### WHAT THE EXERCISE ASKS
Copy out the records in full, word for word, without pictures.
----------------------------------------
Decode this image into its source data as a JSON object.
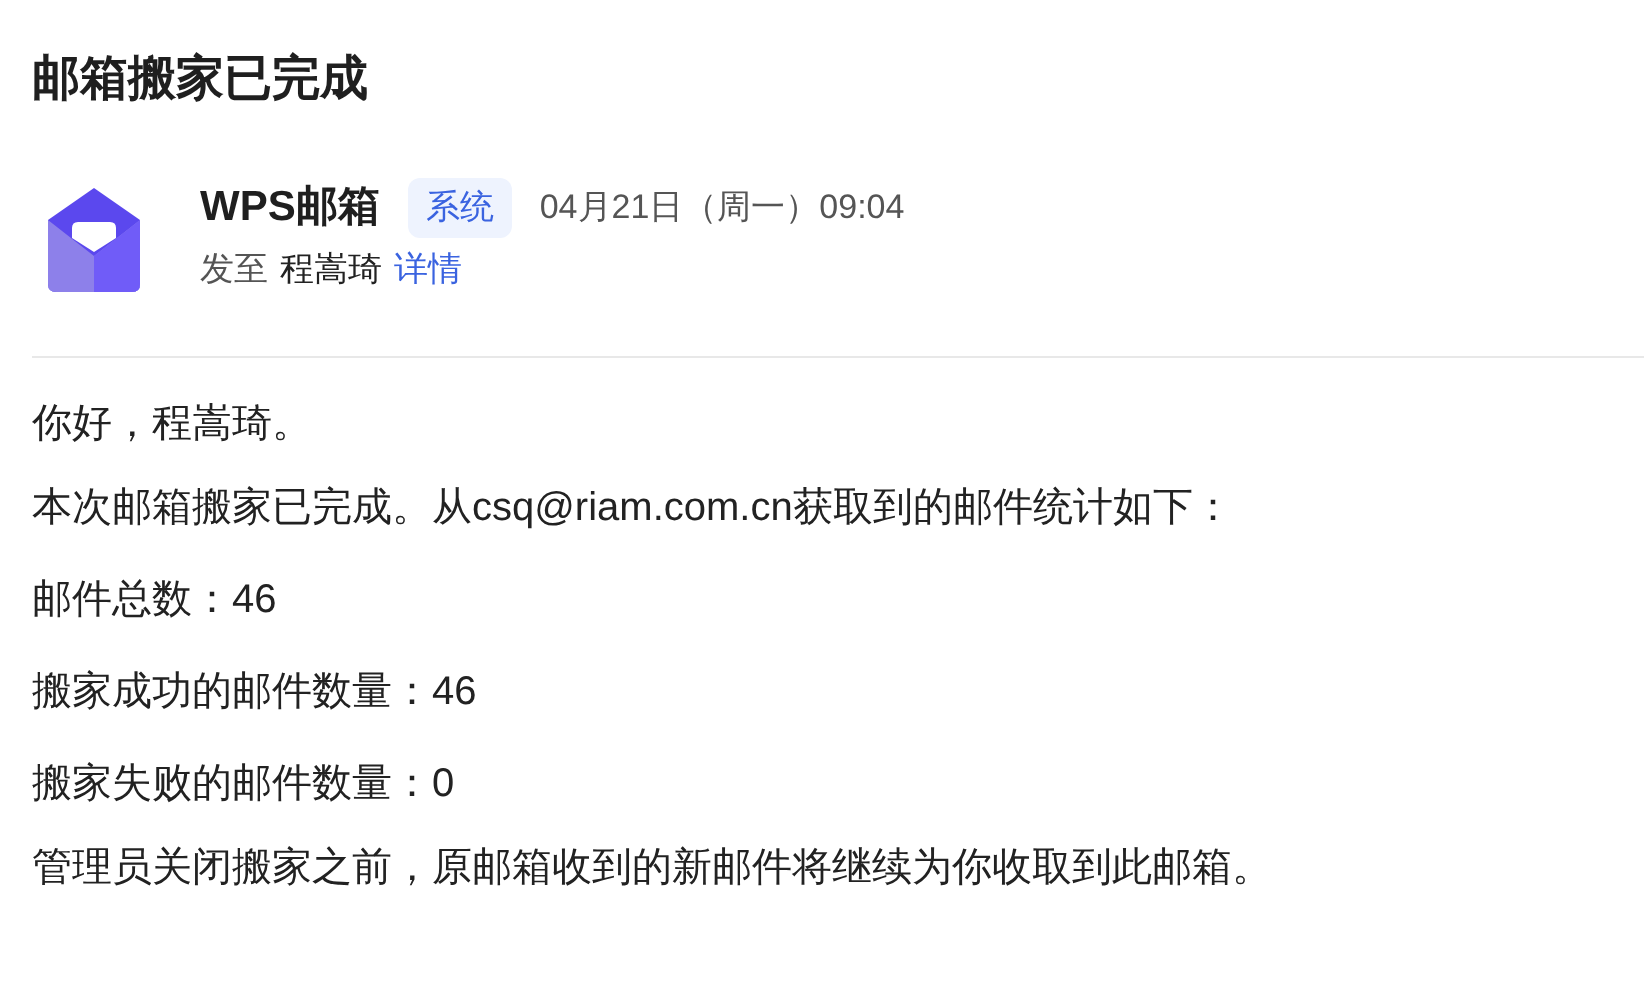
{
  "subject": "邮箱搬家已完成",
  "sender": {
    "name": "WPS邮箱",
    "tag": "系统",
    "date": "04月21日（周一）09:04"
  },
  "recipient": {
    "prefix": "发至",
    "name": "程嵩琦",
    "details_link": "详情"
  },
  "body": [
    [
      "你好，程嵩琦。"
    ],
    [
      "本次邮箱搬家已完成。从csq@riam.com.cn获取到的邮件统计如下：",
      "邮件总数：46",
      "搬家成功的邮件数量：46",
      "搬家失败的邮件数量：0"
    ],
    [
      "管理员关闭搬家之前，原邮箱收到的新邮件将继续为你收取到此邮箱。"
    ]
  ]
}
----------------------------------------
### WRITTEN SOLUTION
Decode this image into its source data as a JSON object.
{
  "subject": "邮箱搬家已完成",
  "sender": {
    "name": "WPS邮箱",
    "tag": "系统",
    "date": "04月21日（周一）09:04"
  },
  "recipient": {
    "prefix": "发至",
    "name": "程嵩琦",
    "details_link": "详情"
  },
  "body": [
    [
      "你好，程嵩琦。"
    ],
    [
      "本次邮箱搬家已完成。从csq@riam.com.cn获取到的邮件统计如下：",
      "邮件总数：46",
      "搬家成功的邮件数量：46",
      "搬家失败的邮件数量：0"
    ],
    [
      "管理员关闭搬家之前，原邮箱收到的新邮件将继续为你收取到此邮箱。"
    ]
  ]
}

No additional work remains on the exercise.